Finance Minister AMA Muhith on June 7 unveiled a Tk464,573 crore ambitious budget for the next fiscal year (2018-19).
Earlier on Wednesday, the House passed the Finance Bill, 2018, with some changes in VAT and tariff rates—aiming to boost the ICT sector and promote local industries.
The VAT on internet service lowered to 5% from the proposed 15%— while 5% additional VAT from assembling mobile phone sets was exempted.
The prices of 10-stick low category cigarettes increased from Tk32 to Tk35—while that of high-category 10-stick cigarettes to Tk105 from Tk102. The tariff on Jarda per gram was fixed at Tk1.20 while that for Gul Tk0.60.
The supplementary duty from petroleum jelly was waived considering its wide range of uses during winter by rural and marginalised people. Around 10% supplementary duty on filament bulbs was scrapped as energy bulbs are still costly for the poor and marginalised people. A total of 7% additional VAT on locally produced motorcycles was also exempted.
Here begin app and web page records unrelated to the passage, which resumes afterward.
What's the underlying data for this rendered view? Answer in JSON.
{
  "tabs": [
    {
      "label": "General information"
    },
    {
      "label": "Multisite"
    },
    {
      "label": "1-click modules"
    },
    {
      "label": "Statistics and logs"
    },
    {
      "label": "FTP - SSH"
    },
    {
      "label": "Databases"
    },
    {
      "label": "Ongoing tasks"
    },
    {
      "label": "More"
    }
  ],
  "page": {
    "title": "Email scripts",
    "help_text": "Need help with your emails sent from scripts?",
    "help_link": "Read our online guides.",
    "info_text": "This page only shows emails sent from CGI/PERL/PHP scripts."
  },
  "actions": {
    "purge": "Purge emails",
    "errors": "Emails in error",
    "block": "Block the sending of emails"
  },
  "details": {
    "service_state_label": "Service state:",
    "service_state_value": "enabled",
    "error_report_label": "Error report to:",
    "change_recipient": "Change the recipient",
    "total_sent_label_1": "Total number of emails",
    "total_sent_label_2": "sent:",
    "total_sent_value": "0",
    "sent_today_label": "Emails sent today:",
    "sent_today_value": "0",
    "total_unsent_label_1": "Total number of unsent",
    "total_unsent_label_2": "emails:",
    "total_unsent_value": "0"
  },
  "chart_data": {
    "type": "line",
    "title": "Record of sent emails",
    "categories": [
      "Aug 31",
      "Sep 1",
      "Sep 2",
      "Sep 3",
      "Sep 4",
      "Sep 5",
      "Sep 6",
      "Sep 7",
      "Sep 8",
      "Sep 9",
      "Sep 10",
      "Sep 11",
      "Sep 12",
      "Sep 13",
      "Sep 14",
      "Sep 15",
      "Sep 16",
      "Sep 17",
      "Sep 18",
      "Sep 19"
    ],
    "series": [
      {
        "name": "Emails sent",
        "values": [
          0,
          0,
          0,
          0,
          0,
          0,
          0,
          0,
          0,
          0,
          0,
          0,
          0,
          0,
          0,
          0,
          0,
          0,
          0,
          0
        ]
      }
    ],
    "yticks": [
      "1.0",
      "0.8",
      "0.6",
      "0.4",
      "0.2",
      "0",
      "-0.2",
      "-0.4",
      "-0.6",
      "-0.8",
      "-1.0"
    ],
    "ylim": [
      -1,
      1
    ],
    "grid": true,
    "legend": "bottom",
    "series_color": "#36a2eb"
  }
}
Finance Minister AMA Muhith, who placed his 10th consecutive budget for the AL-led government, has accurately projected the economic developments achieved over the past decade with the present AL-led alliance in power.
The budget for the next fiscal year showed that government's revenue earnings would largely depend on NBR-generated (National Board of Revenue) tax (Tk 2,96,201 crore) followed by other sources like non-tax revenues (Tk 33,352 crore) and non-NBR tax (Tk 9,727 crore). Still, there will be an income-expenditure mismatch of Tk 1,25,293 crore.
As per the Finance Minister's budget speech, an amount of Tk.54,067 crore (2.1% of GDP) will be financed by external sources while an amount of Tk.71,226 crore (2.8% of GDP) will be financed by domestic sources.
Of the domestic sources, Tk 42,029 crore (1.7% of GDP) will be borrowed from the banking system whileTk.29,197 crore (1.2% of GDP) from National Savings Schemes and other non-bank sources.
Muhith gave relief to certain companies, by reducing company tax to 37.5% from the existing 40%; but belying public expectations, he preferred keeping the tax-exemption ceiling intact at Tk2.5 lakh.
In his sector-specific budget allocation plan, Muhith reserved the biggest portion of 14.6% for education and technology—followed by: 12% for transport and communication, 11.1% for interest payment, 7.1% for subsidies and incentives, 7% for local government and rural development, 6.3% for miscellaneous expenditure, 5.6% each for three sectors (defence, public order, and security and pension), 5.4% for energy and power, 5.1% for social security and welfare, 5% for health, 3.7% for agriculture and 3.1% for public administration.
In the Tk179, 669 crore development budget, the Finance Minister attached most importance to transport and communication—by proposing to allocate 26.6% to a development budget, followed by 16.3% for education and technology, 15.7% for local government and rural development, and 13.8% for energy and power.
The Finance Minister kept aside a sizeable amount to expedite the 10 growth-generating projects, identified as “Mega Projects,” which are the: Padma Multipurpose Bridge Project, Padma Rail Bridge Project, Rooppur Nuclear Power Project, Rampal Coal Based Power Project, Chittagong-Dohajari to Ramu-Cox’s Bazar and Ramu-Gundum Railway Construction Project, Dhaka Mass Rapid Transit Development Project, Construction of Payra Sea port (First Phase) Project, Sonadia Deep Sea port, Matarbari Ultra Super Critical Coal Fired Power Project, and Construction of Maheshkhali Floating LNG Terminal Project.
He re-imposed 25% customs duty and 3% regulatory duty on rice imports to protect local farmers— as the country had a bumper paddy in the Boro season.